(Component data from apps and pages)
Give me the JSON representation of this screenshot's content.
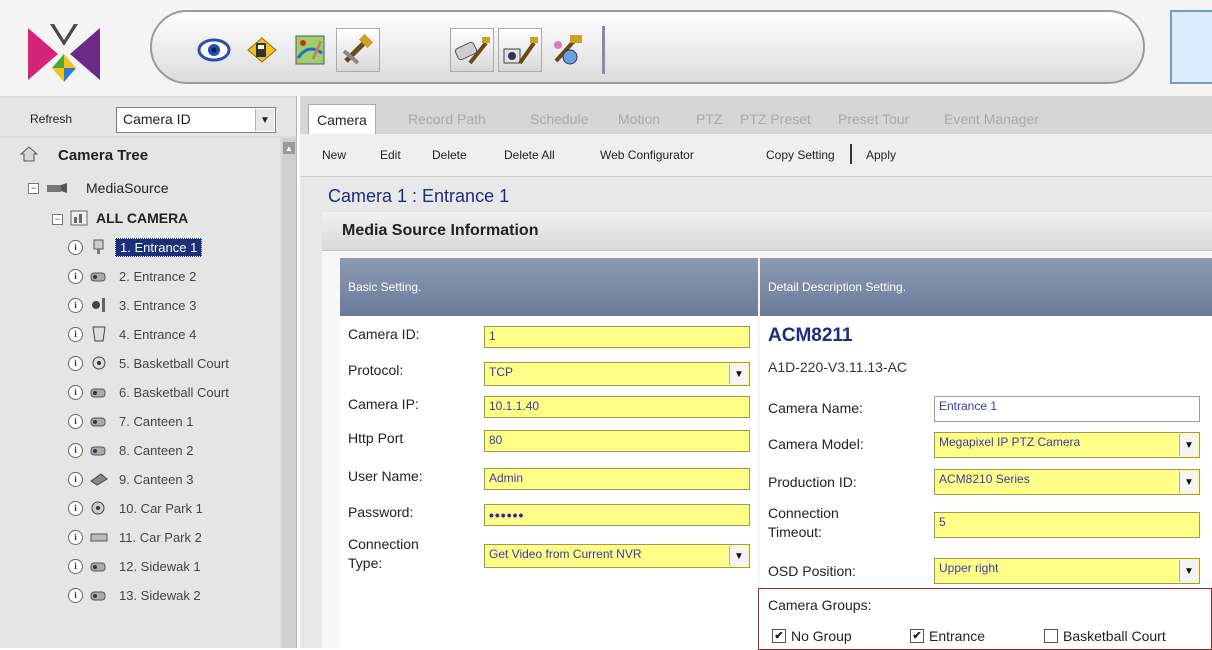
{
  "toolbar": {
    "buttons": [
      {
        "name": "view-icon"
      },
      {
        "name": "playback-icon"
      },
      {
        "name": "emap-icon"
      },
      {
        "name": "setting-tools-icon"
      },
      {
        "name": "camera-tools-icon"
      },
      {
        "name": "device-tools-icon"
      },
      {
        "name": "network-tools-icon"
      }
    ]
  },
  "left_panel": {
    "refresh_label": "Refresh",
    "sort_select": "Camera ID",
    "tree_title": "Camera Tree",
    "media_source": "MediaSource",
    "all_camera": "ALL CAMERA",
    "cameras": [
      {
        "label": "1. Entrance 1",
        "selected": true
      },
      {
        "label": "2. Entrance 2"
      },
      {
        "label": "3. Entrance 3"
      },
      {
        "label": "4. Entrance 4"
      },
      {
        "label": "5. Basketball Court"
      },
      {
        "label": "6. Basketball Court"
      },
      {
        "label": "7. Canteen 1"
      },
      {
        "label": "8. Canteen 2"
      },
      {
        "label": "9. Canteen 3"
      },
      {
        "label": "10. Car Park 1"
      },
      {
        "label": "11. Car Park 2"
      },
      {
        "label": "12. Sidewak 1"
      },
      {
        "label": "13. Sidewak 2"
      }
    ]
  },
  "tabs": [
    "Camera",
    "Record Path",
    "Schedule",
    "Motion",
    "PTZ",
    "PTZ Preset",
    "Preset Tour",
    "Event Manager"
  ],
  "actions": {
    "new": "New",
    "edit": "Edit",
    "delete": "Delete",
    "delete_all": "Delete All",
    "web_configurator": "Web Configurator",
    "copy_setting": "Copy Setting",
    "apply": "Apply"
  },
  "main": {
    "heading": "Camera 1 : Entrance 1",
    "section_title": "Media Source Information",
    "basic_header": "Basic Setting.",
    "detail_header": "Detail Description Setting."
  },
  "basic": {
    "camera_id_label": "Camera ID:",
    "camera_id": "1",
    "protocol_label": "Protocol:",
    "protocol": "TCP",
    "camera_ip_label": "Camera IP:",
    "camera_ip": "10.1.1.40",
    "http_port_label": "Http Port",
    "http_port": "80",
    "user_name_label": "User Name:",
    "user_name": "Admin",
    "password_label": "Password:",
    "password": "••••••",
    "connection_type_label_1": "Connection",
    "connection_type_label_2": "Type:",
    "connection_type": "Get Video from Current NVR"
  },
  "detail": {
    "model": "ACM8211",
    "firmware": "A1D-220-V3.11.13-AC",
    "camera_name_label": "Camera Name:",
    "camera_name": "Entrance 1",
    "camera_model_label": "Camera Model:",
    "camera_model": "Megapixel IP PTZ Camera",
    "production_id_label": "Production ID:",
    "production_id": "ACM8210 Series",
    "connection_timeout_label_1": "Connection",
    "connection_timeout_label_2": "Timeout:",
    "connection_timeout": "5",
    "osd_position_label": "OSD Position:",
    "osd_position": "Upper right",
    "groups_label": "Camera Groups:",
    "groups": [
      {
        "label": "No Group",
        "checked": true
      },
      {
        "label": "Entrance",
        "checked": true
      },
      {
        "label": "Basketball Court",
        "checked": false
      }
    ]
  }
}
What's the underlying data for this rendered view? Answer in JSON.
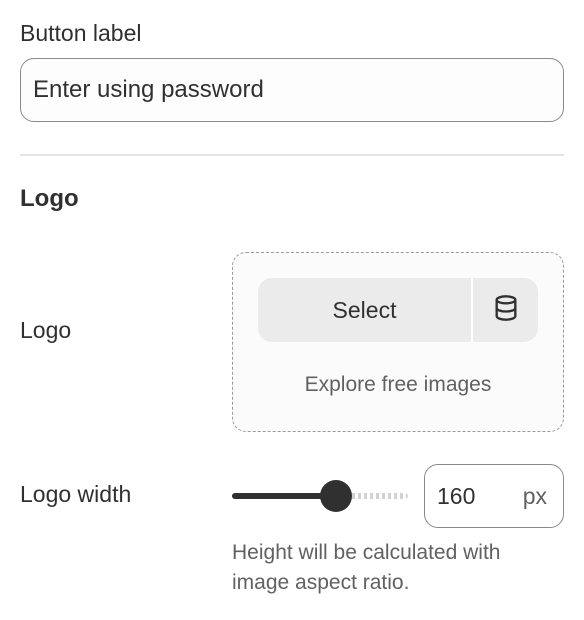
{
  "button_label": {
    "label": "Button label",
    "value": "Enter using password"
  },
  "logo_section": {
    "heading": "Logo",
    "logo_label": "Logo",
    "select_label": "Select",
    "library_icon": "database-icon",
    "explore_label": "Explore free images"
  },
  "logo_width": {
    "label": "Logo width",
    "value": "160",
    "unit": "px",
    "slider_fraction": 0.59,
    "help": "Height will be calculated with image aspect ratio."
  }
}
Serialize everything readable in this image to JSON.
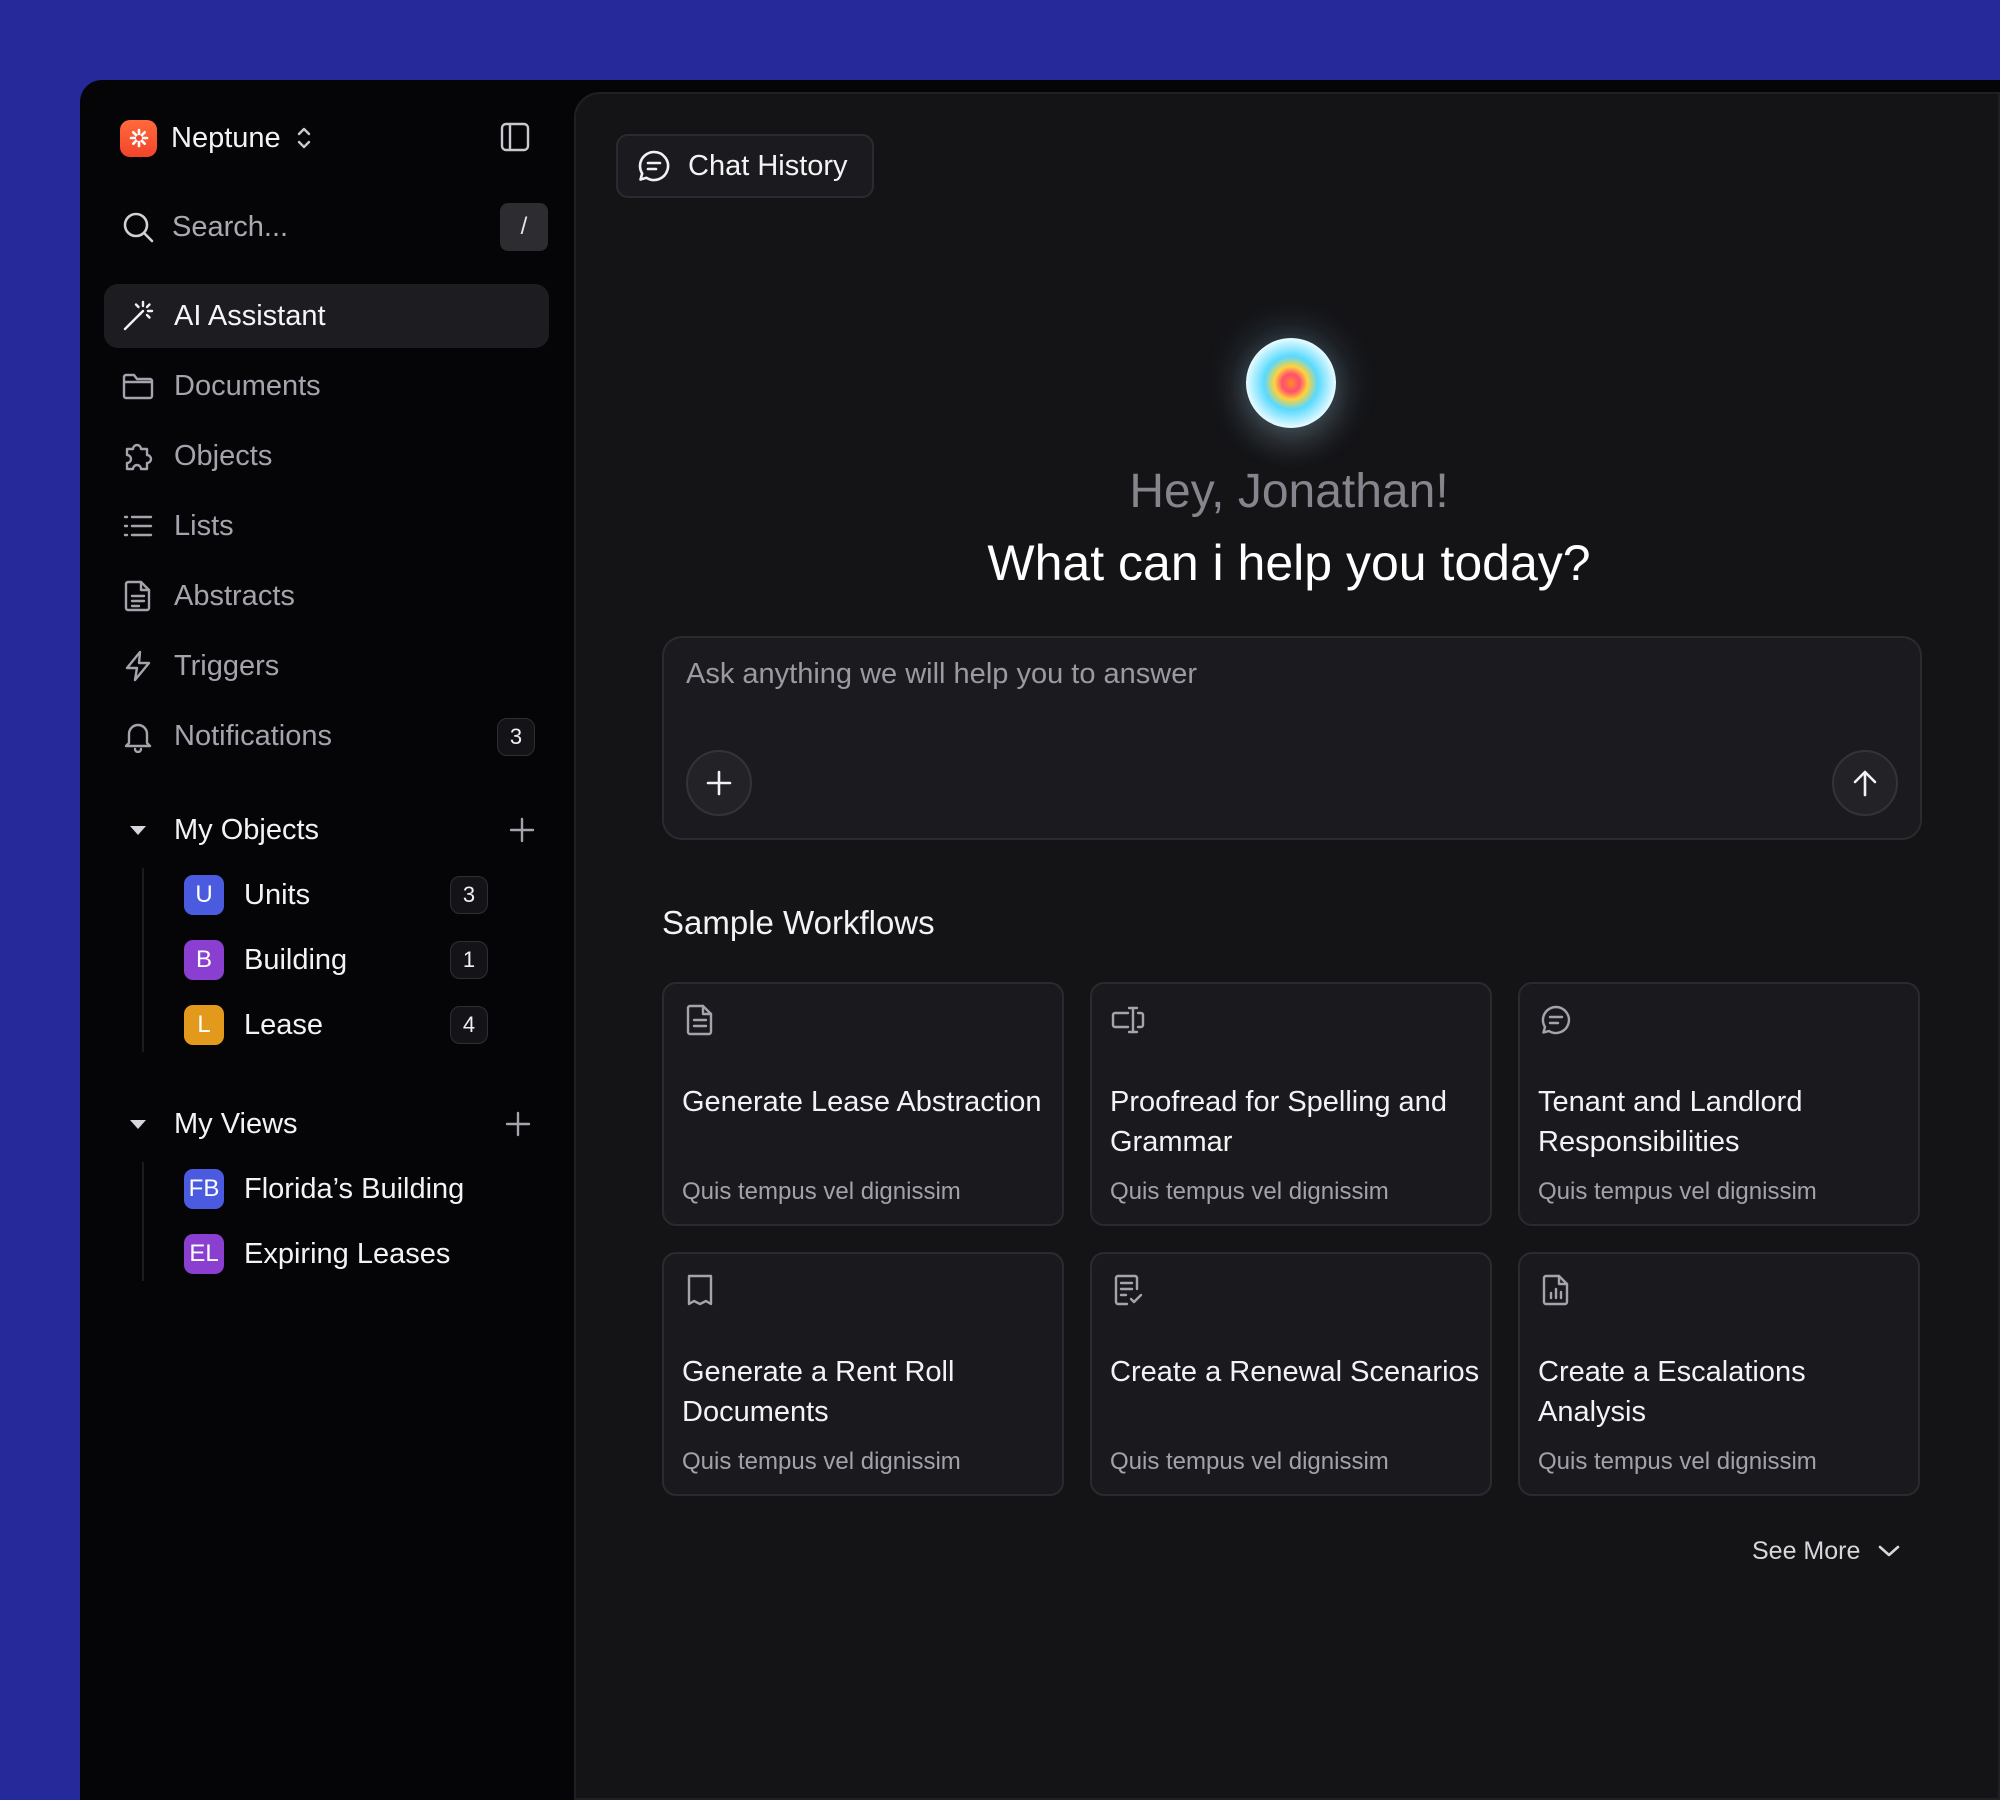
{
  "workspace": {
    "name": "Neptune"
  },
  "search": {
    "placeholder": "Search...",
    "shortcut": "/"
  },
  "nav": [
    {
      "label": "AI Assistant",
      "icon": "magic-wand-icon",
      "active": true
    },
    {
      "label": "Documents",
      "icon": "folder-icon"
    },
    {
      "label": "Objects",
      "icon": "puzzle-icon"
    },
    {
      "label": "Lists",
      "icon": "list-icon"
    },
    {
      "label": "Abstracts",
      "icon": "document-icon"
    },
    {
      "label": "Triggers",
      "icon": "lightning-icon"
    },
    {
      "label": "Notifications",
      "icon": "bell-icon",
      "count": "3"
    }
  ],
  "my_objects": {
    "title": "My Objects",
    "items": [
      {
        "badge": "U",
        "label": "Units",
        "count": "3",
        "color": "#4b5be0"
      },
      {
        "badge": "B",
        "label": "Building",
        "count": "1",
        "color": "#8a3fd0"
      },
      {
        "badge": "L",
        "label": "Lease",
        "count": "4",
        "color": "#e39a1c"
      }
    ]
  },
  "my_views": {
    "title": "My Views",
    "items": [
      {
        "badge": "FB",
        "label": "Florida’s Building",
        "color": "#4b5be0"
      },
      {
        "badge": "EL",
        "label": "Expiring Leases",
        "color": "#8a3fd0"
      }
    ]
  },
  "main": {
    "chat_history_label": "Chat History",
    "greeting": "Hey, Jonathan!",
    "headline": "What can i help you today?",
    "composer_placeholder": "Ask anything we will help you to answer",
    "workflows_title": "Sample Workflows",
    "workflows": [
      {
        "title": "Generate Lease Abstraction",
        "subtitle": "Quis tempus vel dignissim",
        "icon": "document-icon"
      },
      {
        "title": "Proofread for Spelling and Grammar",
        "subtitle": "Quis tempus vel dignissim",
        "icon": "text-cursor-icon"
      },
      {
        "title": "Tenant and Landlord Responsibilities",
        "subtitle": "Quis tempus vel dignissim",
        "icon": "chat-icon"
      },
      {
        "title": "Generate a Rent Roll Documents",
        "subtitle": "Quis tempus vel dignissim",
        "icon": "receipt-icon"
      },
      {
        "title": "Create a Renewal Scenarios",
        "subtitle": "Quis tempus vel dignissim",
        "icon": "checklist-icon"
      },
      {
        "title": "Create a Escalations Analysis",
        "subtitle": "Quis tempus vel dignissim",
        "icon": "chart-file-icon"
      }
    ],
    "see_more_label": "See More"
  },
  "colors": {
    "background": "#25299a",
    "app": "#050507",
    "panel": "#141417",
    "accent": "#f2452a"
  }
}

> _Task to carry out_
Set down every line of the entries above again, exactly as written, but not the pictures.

> _Written answer_
Give me the JSON representation of this screenshot's content.
{
  "toolbar": {
    "buttons": [
      {
        "name": "view-icon"
      },
      {
        "name": "playback-icon"
      },
      {
        "name": "emap-icon"
      },
      {
        "name": "setting-tools-icon"
      },
      {
        "name": "camera-tools-icon"
      },
      {
        "name": "device-tools-icon"
      },
      {
        "name": "network-tools-icon"
      }
    ]
  },
  "left_panel": {
    "refresh_label": "Refresh",
    "sort_select": "Camera ID",
    "tree_title": "Camera Tree",
    "media_source": "MediaSource",
    "all_camera": "ALL CAMERA",
    "cameras": [
      {
        "label": "1. Entrance 1",
        "selected": true
      },
      {
        "label": "2. Entrance 2"
      },
      {
        "label": "3. Entrance 3"
      },
      {
        "label": "4. Entrance 4"
      },
      {
        "label": "5. Basketball Court"
      },
      {
        "label": "6. Basketball Court"
      },
      {
        "label": "7. Canteen 1"
      },
      {
        "label": "8. Canteen 2"
      },
      {
        "label": "9. Canteen 3"
      },
      {
        "label": "10. Car Park 1"
      },
      {
        "label": "11. Car Park 2"
      },
      {
        "label": "12. Sidewak 1"
      },
      {
        "label": "13. Sidewak 2"
      }
    ]
  },
  "tabs": [
    "Camera",
    "Record Path",
    "Schedule",
    "Motion",
    "PTZ",
    "PTZ Preset",
    "Preset Tour",
    "Event Manager"
  ],
  "actions": {
    "new": "New",
    "edit": "Edit",
    "delete": "Delete",
    "delete_all": "Delete All",
    "web_configurator": "Web Configurator",
    "copy_setting": "Copy Setting",
    "apply": "Apply"
  },
  "main": {
    "heading": "Camera 1 : Entrance 1",
    "section_title": "Media Source Information",
    "basic_header": "Basic Setting.",
    "detail_header": "Detail Description Setting."
  },
  "basic": {
    "camera_id_label": "Camera ID:",
    "camera_id": "1",
    "protocol_label": "Protocol:",
    "protocol": "TCP",
    "camera_ip_label": "Camera IP:",
    "camera_ip": "10.1.1.40",
    "http_port_label": "Http Port",
    "http_port": "80",
    "user_name_label": "User Name:",
    "user_name": "Admin",
    "password_label": "Password:",
    "password": "••••••",
    "connection_type_label_1": "Connection",
    "connection_type_label_2": "Type:",
    "connection_type": "Get Video from Current NVR"
  },
  "detail": {
    "model": "ACM8211",
    "firmware": "A1D-220-V3.11.13-AC",
    "camera_name_label": "Camera Name:",
    "camera_name": "Entrance 1",
    "camera_model_label": "Camera Model:",
    "camera_model": "Megapixel IP PTZ Camera",
    "production_id_label": "Production ID:",
    "production_id": "ACM8210 Series",
    "connection_timeout_label_1": "Connection",
    "connection_timeout_label_2": "Timeout:",
    "connection_timeout": "5",
    "osd_position_label": "OSD Position:",
    "osd_position": "Upper right",
    "groups_label": "Camera Groups:",
    "groups": [
      {
        "label": "No Group",
        "checked": true
      },
      {
        "label": "Entrance",
        "checked": true
      },
      {
        "label": "Basketball Court",
        "checked": false
      }
    ]
  }
}
What's the underlying data for this rendered view? Answer in JSON.
{
  "button_label": {
    "label": "Button label",
    "value": "Enter using password"
  },
  "logo_section": {
    "heading": "Logo",
    "logo_label": "Logo",
    "select_label": "Select",
    "library_icon": "database-icon",
    "explore_label": "Explore free images"
  },
  "logo_width": {
    "label": "Logo width",
    "value": "160",
    "unit": "px",
    "slider_fraction": 0.59,
    "help": "Height will be calculated with image aspect ratio."
  }
}
Serialize everything readable in this image to JSON.
{
  "workspace": {
    "name": "Neptune"
  },
  "search": {
    "placeholder": "Search...",
    "shortcut": "/"
  },
  "nav": [
    {
      "label": "AI Assistant",
      "icon": "magic-wand-icon",
      "active": true
    },
    {
      "label": "Documents",
      "icon": "folder-icon"
    },
    {
      "label": "Objects",
      "icon": "puzzle-icon"
    },
    {
      "label": "Lists",
      "icon": "list-icon"
    },
    {
      "label": "Abstracts",
      "icon": "document-icon"
    },
    {
      "label": "Triggers",
      "icon": "lightning-icon"
    },
    {
      "label": "Notifications",
      "icon": "bell-icon",
      "count": "3"
    }
  ],
  "my_objects": {
    "title": "My Objects",
    "items": [
      {
        "badge": "U",
        "label": "Units",
        "count": "3",
        "color": "#4b5be0"
      },
      {
        "badge": "B",
        "label": "Building",
        "count": "1",
        "color": "#8a3fd0"
      },
      {
        "badge": "L",
        "label": "Lease",
        "count": "4",
        "color": "#e39a1c"
      }
    ]
  },
  "my_views": {
    "title": "My Views",
    "items": [
      {
        "badge": "FB",
        "label": "Florida’s Building",
        "color": "#4b5be0"
      },
      {
        "badge": "EL",
        "label": "Expiring Leases",
        "color": "#8a3fd0"
      }
    ]
  },
  "main": {
    "chat_history_label": "Chat History",
    "greeting": "Hey, Jonathan!",
    "headline": "What can i help you today?",
    "composer_placeholder": "Ask anything we will help you to answer",
    "workflows_title": "Sample Workflows",
    "workflows": [
      {
        "title": "Generate Lease Abstraction",
        "subtitle": "Quis tempus vel dignissim",
        "icon": "document-icon"
      },
      {
        "title": "Proofread for Spelling and Grammar",
        "subtitle": "Quis tempus vel dignissim",
        "icon": "text-cursor-icon"
      },
      {
        "title": "Tenant and Landlord Responsibilities",
        "subtitle": "Quis tempus vel dignissim",
        "icon": "chat-icon"
      },
      {
        "title": "Generate a Rent Roll Documents",
        "subtitle": "Quis tempus vel dignissim",
        "icon": "receipt-icon"
      },
      {
        "title": "Create a Renewal Scenarios",
        "subtitle": "Quis tempus vel dignissim",
        "icon": "checklist-icon"
      },
      {
        "title": "Create a Escalations Analysis",
        "subtitle": "Quis tempus vel dignissim",
        "icon": "chart-file-icon"
      }
    ],
    "see_more_label": "See More"
  },
  "colors": {
    "background": "#25299a",
    "app": "#050507",
    "panel": "#141417",
    "accent": "#f2452a"
  }
}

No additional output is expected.